Saturday, 23 April 2016

The Continuing Life of a Boro

I must first declare that I am prepared for thunderbolts and criticism...
I bought a boro cloth from Japan.  For a while I admired the history of the piece, the poverty of working people that led to repeated repairs and patching of textiles,  the elegantly fading indigo, the large hand stitching.  
I have done a lot of houseclearing lately, and this made me consider what my children think of the tatty blue fabric? Sara will know what it is but I can't imagine she'd want to give it house room.  So, I am giving it a new life, as sympathetically as possible but it still involves....SCISSORS!!
I started by cutting a large section of the cloth, about 6'x3', and hemmed it using cotton thread I dyed with indigo in Fujino four years ago. I used big, soft stitches.  This section will become a wall hanging, so that I can enjoy it everyday. The sides I stitched in sashiko thread, echoing the stitching on the edges of the cloth.  The thread will become less bright with time.
The next stage is to patch and repair the textile.  I have the tattiest end of the boro cloth to harvest for that.
The fabric I cut from the width has made a lovely runner for the bed (or a table), this section has few repairs.

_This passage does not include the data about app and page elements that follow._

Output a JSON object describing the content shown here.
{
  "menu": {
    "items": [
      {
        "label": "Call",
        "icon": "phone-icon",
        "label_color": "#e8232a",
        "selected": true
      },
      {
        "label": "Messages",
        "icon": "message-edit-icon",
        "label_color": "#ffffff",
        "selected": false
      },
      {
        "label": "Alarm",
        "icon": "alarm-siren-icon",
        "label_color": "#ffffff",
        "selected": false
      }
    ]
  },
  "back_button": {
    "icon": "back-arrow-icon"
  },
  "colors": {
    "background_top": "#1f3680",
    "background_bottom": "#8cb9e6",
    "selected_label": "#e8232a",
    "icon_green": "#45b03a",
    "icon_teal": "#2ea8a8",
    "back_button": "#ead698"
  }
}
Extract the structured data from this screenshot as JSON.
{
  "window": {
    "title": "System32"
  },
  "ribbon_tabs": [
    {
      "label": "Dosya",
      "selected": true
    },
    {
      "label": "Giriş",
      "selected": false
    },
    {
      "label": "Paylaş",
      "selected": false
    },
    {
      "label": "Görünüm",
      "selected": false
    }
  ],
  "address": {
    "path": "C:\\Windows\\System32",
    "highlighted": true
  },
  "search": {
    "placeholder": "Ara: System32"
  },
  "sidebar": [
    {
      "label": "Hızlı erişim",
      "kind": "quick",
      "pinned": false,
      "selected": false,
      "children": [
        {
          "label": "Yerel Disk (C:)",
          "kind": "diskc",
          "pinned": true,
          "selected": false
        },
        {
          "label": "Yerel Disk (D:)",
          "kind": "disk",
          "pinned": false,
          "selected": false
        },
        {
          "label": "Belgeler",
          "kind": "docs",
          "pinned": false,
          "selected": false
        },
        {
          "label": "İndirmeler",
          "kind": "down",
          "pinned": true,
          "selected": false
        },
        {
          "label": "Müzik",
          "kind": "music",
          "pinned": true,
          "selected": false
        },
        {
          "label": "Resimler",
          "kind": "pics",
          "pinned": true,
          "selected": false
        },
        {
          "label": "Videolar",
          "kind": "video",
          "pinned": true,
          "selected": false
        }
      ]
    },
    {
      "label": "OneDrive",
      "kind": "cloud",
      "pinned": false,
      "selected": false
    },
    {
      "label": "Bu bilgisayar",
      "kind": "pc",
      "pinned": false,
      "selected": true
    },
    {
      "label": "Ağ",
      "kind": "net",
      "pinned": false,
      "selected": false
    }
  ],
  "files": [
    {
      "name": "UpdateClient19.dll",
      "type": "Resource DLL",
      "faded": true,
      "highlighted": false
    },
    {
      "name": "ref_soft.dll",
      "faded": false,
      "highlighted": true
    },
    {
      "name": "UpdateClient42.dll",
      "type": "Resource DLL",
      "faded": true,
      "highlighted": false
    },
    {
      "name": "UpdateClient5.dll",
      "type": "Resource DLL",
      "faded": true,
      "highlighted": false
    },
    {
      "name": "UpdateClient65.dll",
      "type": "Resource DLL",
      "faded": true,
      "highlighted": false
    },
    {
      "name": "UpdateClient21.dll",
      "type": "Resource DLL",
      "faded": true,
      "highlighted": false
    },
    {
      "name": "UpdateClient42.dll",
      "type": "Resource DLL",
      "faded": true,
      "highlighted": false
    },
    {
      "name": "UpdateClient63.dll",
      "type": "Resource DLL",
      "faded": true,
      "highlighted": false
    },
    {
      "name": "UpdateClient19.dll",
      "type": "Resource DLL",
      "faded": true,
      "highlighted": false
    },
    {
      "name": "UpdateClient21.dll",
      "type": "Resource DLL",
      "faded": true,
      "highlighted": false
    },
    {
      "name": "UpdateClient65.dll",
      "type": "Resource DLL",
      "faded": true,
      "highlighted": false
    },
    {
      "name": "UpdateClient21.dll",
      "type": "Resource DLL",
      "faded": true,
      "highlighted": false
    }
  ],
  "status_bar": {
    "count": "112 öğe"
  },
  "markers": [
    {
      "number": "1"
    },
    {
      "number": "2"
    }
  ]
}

  1. The point with patchwork is that you work with patches! Unless you keep things to preserve history (museum pieces), why NOT cut them up?

  2. There is a wonderful sense of continuing its journey when you stitch into an old boro piece. Can't imagine my kids wanting to keep the pieces I have either so continuing their journey makes a lot of sense. Inspiration.

  3. I have one daughter who might appreciate my old tattered stuff (if her siblings didn't throw it our before she got to it.....

  4. Well done for using since a beautiful piece, we seem to have an inbuilt need to "save for best" but this is a much better plan!

  5. love that you are giving these pieces a new life so they can continue to be used and enjoyed. Don't know who will care for my "stuff' either, certainly not in the family but my Mom had the same concern and I cared for all her things.


I really appreciate your lovely comments, ideas and opinions, they make my day. Thank you for visiting Piece'n'Peace,
hugs, Lis x